> **Prompt**
Report back every line of the entries that contains "label", exactly as written.

> **Exercise material**
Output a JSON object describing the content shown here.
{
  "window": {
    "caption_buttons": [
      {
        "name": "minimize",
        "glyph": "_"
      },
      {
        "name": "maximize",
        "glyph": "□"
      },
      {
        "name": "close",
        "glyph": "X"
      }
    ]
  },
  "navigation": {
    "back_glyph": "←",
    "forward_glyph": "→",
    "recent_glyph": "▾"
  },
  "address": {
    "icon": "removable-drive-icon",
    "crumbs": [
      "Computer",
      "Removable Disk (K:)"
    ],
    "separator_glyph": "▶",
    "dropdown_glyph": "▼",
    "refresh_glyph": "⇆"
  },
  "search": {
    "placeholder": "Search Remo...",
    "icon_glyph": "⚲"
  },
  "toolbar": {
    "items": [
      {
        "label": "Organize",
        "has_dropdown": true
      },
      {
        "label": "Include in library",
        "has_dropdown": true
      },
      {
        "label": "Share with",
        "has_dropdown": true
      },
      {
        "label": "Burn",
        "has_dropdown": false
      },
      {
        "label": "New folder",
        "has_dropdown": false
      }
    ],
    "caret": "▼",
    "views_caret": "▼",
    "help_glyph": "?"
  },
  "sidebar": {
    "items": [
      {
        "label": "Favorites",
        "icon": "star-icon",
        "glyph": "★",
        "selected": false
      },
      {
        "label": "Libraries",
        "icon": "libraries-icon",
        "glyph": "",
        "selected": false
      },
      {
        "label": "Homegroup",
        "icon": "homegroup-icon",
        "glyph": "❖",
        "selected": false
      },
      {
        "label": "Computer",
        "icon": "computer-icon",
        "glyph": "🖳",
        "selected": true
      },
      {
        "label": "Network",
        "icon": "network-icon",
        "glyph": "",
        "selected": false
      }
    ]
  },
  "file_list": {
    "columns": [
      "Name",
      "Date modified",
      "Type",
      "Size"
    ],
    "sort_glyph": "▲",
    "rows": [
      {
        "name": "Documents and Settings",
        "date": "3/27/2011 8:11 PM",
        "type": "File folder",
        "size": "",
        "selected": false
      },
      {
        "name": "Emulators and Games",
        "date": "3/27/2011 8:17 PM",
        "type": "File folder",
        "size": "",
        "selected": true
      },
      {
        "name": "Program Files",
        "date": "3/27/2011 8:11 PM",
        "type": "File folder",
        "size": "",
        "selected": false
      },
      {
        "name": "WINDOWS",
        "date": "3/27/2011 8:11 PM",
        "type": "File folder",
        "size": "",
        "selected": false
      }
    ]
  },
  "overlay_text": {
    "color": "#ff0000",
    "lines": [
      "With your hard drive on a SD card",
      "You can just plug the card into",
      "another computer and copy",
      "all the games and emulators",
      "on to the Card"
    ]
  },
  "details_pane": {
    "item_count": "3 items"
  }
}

> **Response area**
        "label": "Organize",
        "label": "Include in library",
        "label": "Share with",
        "label": "Burn",
        "label": "New folder",
        "label": "Favorites",
        "label": "Libraries",
        "label": "Homegroup",
        "label": "Computer",
        "label": "Network",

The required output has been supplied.